development of SmallTalk—80, which was later marketed by a Xerox offshoot called ParcPlace.
For almost thirty years, Smalltalk has been the language of choice for high-complexity
applications, such as Texas Instrument’s semiconductor manufacturing system.
After PARC
Kay left PARC in the early 1980s to move to Los Angeles and take organ lessons. In
1983, he spent a year at Atari before joining Apple Computer. At Apple, Kay put together a
team, including Dan Ingalls, Ted Kaehler, John Maloney, and Scott Wallace to develop Squeak.
Squeak, is an object-oriented educational program based on Smalltalk, but it has additional
multimedia features. Launched in 1996, Squeak is an open-source-code language that is
available through the Internet. The purpose of the Squeak project is to create an education
platform that could be programmed by children and nontechies.
In 1997, Kay moved his team to Disney’s Imagineering Division and they continued to
work on the Squeak project. Presently, Kay is setting-up Squeak Land, a nonprofit educational
web site to create and distribute Squeak programmed multimedia documents. He continues to
grapple with the issue of teaching children how to use computers. Kay’s largest contribution to
computer science is the influence he has had on shifting the computer paradigm away from a
text-based office information system toward a personal multimedia communication device.
References and Further Reading
Bruner, J. S. (1966). Towards a theory of instruction. Cambridge, MA: Harvard University
Hiltzik, M.A. (1999). Dealers of lighting: Xerox PARC and the dawn of the computer age. New
York: HarperCollins.
Kay, Alan C. (1991, September). Computers, networks and education. Scientific American, pp.
Kay, Alan C. (1990). User interface: A personal view. In Brenda Laurel (Ed.), The art of
human-computer interface design, pp. 191-207. Reading, MA: Addison-Wesley Publishing.
Kay, Alan C. (1977, September). Microelectronics and the personal computer. Scientific
American, pp. 231-244.
Kay, A. (1996). The early history of Smalltalk. In T.J. Bergin & R.G. Gibson, eds.,
Programming languages. New York: ACM Press.
Licklider, J.C.R. & Taylor, R. (1968, April). The computer as a communication device. Science
and Tedhnology, [Online] 41pp. Available: [July 11, 2001].
McLuhan, M. (1964). Understanding media: The extensions of man. New York: Signet
McLuhan, M. (1962). The Gutenberg galaxy. Toronto: University of Toronto Press.

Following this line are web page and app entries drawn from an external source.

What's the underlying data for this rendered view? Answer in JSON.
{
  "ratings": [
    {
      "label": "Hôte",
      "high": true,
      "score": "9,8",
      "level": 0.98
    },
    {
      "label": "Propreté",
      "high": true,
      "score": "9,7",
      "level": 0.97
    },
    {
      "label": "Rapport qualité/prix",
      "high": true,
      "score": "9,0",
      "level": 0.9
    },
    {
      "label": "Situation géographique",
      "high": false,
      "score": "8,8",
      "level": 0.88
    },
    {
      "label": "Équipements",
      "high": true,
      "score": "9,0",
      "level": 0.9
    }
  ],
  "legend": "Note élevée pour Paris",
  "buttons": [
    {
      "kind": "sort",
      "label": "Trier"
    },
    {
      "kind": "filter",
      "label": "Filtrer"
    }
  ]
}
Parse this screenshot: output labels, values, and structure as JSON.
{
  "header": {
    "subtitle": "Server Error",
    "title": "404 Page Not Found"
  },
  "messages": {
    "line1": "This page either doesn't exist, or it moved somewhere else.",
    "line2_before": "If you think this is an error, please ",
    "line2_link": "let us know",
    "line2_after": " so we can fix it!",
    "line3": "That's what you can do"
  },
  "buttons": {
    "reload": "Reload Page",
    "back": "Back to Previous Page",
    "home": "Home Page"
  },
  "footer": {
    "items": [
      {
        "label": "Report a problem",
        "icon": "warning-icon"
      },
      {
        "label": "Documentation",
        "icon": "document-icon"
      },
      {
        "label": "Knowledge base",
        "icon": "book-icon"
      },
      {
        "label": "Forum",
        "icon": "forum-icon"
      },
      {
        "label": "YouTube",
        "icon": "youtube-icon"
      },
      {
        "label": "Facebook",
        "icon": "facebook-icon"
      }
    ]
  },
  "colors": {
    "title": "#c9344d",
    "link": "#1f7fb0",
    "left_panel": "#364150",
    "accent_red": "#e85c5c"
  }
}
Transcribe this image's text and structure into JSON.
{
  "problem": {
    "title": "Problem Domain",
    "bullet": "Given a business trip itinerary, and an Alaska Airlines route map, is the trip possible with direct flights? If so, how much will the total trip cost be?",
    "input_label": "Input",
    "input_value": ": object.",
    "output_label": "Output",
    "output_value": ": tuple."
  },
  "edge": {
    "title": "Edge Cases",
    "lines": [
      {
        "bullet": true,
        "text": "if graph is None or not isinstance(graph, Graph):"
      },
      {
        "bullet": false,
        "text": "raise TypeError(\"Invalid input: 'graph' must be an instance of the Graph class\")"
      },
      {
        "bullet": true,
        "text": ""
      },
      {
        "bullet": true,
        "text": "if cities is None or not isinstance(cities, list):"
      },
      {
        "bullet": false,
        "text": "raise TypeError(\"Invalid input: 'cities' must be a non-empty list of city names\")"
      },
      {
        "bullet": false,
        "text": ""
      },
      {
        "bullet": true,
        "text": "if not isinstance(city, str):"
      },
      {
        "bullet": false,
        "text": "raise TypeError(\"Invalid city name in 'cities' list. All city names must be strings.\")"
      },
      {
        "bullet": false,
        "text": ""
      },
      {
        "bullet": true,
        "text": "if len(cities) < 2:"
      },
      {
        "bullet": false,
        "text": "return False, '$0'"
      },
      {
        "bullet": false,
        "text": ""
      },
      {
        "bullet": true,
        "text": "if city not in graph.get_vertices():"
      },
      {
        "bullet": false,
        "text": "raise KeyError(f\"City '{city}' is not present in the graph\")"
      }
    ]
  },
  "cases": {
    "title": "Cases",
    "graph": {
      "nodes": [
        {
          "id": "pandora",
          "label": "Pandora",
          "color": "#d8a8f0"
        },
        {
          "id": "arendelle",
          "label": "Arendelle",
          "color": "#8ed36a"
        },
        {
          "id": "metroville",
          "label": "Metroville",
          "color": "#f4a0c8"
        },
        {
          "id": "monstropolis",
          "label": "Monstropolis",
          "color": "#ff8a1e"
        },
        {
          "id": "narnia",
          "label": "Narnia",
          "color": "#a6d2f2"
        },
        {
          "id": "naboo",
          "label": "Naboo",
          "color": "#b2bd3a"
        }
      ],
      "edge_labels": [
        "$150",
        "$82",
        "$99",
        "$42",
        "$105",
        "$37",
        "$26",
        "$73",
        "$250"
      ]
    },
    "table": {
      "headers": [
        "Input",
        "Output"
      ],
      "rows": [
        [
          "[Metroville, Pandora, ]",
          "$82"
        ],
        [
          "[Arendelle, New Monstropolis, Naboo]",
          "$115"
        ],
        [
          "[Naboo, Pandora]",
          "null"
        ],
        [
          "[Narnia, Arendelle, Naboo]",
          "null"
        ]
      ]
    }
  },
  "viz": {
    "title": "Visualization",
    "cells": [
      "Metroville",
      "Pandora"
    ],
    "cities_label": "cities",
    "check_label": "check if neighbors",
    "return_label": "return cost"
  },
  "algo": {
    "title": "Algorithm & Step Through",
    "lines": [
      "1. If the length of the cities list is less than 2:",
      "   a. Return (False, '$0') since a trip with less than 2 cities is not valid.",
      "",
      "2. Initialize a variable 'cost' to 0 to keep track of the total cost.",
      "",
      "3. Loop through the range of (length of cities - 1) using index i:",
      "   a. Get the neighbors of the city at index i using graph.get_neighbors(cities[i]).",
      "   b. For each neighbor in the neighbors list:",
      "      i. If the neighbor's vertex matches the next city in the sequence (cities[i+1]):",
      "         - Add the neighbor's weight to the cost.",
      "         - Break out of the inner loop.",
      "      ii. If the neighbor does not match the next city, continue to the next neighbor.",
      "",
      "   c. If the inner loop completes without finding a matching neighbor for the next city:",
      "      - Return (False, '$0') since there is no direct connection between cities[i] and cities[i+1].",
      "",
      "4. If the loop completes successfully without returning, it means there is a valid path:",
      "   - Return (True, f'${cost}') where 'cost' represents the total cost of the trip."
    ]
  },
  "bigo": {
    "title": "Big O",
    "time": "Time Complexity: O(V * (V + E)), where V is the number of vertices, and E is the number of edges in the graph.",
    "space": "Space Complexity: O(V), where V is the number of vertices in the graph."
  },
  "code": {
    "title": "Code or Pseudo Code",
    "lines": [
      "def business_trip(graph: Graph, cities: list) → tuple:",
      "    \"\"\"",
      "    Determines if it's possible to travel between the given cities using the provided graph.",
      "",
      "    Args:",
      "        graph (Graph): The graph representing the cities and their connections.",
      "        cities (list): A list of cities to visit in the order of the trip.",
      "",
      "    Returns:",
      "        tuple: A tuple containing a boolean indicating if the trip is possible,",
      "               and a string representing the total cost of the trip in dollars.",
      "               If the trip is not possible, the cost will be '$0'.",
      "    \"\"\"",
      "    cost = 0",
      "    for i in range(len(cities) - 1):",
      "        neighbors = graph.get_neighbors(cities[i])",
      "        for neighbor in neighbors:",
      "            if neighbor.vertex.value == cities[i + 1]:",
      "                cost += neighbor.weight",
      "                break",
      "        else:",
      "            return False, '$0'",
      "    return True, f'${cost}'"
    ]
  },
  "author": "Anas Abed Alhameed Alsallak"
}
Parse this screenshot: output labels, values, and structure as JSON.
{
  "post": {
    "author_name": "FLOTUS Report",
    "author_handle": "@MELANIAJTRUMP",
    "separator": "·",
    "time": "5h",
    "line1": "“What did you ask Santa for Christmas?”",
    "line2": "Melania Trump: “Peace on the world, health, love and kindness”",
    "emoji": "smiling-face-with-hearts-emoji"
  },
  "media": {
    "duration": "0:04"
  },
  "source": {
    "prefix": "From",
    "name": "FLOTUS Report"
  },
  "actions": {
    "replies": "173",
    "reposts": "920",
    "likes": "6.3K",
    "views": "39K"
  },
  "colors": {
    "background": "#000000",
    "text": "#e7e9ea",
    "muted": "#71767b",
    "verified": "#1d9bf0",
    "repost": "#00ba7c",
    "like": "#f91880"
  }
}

Rheingold, H. (1985). Tools for thought. New York: Simon & Schuster.
Shasha, D. & Lazere, C. (1995). Out of their minds. New York: Copernucus, Springer-Verlag.
Web Sites